The problem
In the data that follows, each entry is to be restated exactly.

Records shown
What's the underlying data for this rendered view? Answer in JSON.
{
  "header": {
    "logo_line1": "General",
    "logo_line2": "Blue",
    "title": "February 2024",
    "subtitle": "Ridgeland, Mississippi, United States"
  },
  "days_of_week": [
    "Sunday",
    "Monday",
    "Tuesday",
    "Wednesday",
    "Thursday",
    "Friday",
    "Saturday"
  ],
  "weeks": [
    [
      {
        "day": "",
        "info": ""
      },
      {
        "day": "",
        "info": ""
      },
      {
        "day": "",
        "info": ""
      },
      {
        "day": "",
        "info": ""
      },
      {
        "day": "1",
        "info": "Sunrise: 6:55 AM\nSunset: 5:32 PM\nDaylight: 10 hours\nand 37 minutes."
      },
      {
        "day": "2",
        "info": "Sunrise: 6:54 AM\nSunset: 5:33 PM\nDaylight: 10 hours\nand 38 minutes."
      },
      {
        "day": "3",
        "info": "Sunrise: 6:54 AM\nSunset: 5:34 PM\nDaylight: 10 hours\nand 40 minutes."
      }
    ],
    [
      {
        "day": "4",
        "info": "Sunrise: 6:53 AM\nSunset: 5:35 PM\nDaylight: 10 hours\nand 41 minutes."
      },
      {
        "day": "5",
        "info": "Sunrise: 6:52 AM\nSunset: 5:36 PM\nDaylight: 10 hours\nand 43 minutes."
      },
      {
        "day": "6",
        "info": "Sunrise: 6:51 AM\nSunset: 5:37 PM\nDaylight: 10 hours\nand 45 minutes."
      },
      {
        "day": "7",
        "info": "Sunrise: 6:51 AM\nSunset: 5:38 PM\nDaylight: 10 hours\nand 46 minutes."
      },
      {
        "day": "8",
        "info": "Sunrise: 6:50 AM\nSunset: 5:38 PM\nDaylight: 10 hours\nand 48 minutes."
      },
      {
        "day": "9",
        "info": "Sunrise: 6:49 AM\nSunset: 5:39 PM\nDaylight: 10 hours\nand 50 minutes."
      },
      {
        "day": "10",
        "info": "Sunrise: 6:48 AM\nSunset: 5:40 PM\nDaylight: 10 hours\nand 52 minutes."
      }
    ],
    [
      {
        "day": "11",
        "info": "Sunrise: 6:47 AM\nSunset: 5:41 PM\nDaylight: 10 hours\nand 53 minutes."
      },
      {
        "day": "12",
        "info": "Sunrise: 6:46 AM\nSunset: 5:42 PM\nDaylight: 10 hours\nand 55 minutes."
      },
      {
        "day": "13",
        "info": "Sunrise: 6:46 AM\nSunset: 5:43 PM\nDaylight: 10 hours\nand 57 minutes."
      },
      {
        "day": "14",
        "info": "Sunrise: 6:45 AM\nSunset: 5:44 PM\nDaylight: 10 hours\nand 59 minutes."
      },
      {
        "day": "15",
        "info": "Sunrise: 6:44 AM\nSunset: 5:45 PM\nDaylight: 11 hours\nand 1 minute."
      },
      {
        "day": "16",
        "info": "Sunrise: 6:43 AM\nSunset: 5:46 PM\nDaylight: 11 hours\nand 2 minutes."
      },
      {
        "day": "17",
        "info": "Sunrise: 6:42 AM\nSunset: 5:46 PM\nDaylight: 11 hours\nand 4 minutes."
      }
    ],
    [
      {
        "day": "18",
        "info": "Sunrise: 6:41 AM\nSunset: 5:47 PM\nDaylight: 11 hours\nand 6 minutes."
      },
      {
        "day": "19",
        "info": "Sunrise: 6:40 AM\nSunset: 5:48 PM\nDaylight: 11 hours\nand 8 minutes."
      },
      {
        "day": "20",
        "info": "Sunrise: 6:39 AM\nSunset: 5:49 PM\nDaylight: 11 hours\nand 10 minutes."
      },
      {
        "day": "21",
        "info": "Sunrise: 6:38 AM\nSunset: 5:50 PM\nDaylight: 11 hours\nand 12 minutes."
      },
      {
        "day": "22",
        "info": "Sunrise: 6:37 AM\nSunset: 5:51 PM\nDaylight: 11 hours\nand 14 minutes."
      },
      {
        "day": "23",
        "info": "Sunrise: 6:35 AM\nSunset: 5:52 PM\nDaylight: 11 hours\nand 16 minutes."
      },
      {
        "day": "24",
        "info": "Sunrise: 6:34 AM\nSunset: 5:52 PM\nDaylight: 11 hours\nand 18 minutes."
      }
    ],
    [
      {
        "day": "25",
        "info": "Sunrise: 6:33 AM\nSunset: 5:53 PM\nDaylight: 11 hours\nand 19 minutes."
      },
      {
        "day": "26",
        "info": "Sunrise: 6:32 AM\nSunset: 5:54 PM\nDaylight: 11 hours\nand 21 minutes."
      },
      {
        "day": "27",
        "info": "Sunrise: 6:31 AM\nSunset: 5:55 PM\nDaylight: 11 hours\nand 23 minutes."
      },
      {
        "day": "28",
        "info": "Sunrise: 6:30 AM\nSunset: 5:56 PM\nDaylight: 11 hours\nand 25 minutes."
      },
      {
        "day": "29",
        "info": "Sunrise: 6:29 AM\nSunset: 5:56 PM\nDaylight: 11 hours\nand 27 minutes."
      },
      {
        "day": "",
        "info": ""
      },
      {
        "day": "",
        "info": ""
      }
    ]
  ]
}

Exercise answer
What's the underlying data for this rendered view? Answer in JSON.
{
  "header": {
    "logo_line1": "General",
    "logo_line2": "Blue",
    "title": "February 2024",
    "subtitle": "Ridgeland, Mississippi, United States"
  },
  "days_of_week": [
    "Sunday",
    "Monday",
    "Tuesday",
    "Wednesday",
    "Thursday",
    "Friday",
    "Saturday"
  ],
  "weeks": [
    [
      {
        "day": "",
        "info": ""
      },
      {
        "day": "",
        "info": ""
      },
      {
        "day": "",
        "info": ""
      },
      {
        "day": "",
        "info": ""
      },
      {
        "day": "1",
        "info": "Sunrise: 6:55 AM\nSunset: 5:32 PM\nDaylight: 10 hours\nand 37 minutes."
      },
      {
        "day": "2",
        "info": "Sunrise: 6:54 AM\nSunset: 5:33 PM\nDaylight: 10 hours\nand 38 minutes."
      },
      {
        "day": "3",
        "info": "Sunrise: 6:54 AM\nSunset: 5:34 PM\nDaylight: 10 hours\nand 40 minutes."
      }
    ],
    [
      {
        "day": "4",
        "info": "Sunrise: 6:53 AM\nSunset: 5:35 PM\nDaylight: 10 hours\nand 41 minutes."
      },
      {
        "day": "5",
        "info": "Sunrise: 6:52 AM\nSunset: 5:36 PM\nDaylight: 10 hours\nand 43 minutes."
      },
      {
        "day": "6",
        "info": "Sunrise: 6:51 AM\nSunset: 5:37 PM\nDaylight: 10 hours\nand 45 minutes."
      },
      {
        "day": "7",
        "info": "Sunrise: 6:51 AM\nSunset: 5:38 PM\nDaylight: 10 hours\nand 46 minutes."
      },
      {
        "day": "8",
        "info": "Sunrise: 6:50 AM\nSunset: 5:38 PM\nDaylight: 10 hours\nand 48 minutes."
      },
      {
        "day": "9",
        "info": "Sunrise: 6:49 AM\nSunset: 5:39 PM\nDaylight: 10 hours\nand 50 minutes."
      },
      {
        "day": "10",
        "info": "Sunrise: 6:48 AM\nSunset: 5:40 PM\nDaylight: 10 hours\nand 52 minutes."
      }
    ],
    [
      {
        "day": "11",
        "info": "Sunrise: 6:47 AM\nSunset: 5:41 PM\nDaylight: 10 hours\nand 53 minutes."
      },
      {
        "day": "12",
        "info": "Sunrise: 6:46 AM\nSunset: 5:42 PM\nDaylight: 10 hours\nand 55 minutes."
      },
      {
        "day": "13",
        "info": "Sunrise: 6:46 AM\nSunset: 5:43 PM\nDaylight: 10 hours\nand 57 minutes."
      },
      {
        "day": "14",
        "info": "Sunrise: 6:45 AM\nSunset: 5:44 PM\nDaylight: 10 hours\nand 59 minutes."
      },
      {
        "day": "15",
        "info": "Sunrise: 6:44 AM\nSunset: 5:45 PM\nDaylight: 11 hours\nand 1 minute."
      },
      {
        "day": "16",
        "info": "Sunrise: 6:43 AM\nSunset: 5:46 PM\nDaylight: 11 hours\nand 2 minutes."
      },
      {
        "day": "17",
        "info": "Sunrise: 6:42 AM\nSunset: 5:46 PM\nDaylight: 11 hours\nand 4 minutes."
      }
    ],
    [
      {
        "day": "18",
        "info": "Sunrise: 6:41 AM\nSunset: 5:47 PM\nDaylight: 11 hours\nand 6 minutes."
      },
      {
        "day": "19",
        "info": "Sunrise: 6:40 AM\nSunset: 5:48 PM\nDaylight: 11 hours\nand 8 minutes."
      },
      {
        "day": "20",
        "info": "Sunrise: 6:39 AM\nSunset: 5:49 PM\nDaylight: 11 hours\nand 10 minutes."
      },
      {
        "day": "21",
        "info": "Sunrise: 6:38 AM\nSunset: 5:50 PM\nDaylight: 11 hours\nand 12 minutes."
      },
      {
        "day": "22",
        "info": "Sunrise: 6:37 AM\nSunset: 5:51 PM\nDaylight: 11 hours\nand 14 minutes."
      },
      {
        "day": "23",
        "info": "Sunrise: 6:35 AM\nSunset: 5:52 PM\nDaylight: 11 hours\nand 16 minutes."
      },
      {
        "day": "24",
        "info": "Sunrise: 6:34 AM\nSunset: 5:52 PM\nDaylight: 11 hours\nand 18 minutes."
      }
    ],
    [
      {
        "day": "25",
        "info": "Sunrise: 6:33 AM\nSunset: 5:53 PM\nDaylight: 11 hours\nand 19 minutes."
      },
      {
        "day": "26",
        "info": "Sunrise: 6:32 AM\nSunset: 5:54 PM\nDaylight: 11 hours\nand 21 minutes."
      },
      {
        "day": "27",
        "info": "Sunrise: 6:31 AM\nSunset: 5:55 PM\nDaylight: 11 hours\nand 23 minutes."
      },
      {
        "day": "28",
        "info": "Sunrise: 6:30 AM\nSunset: 5:56 PM\nDaylight: 11 hours\nand 25 minutes."
      },
      {
        "day": "29",
        "info": "Sunrise: 6:29 AM\nSunset: 5:56 PM\nDaylight: 11 hours\nand 27 minutes."
      },
      {
        "day": "",
        "info": ""
      },
      {
        "day": "",
        "info": ""
      }
    ]
  ]
}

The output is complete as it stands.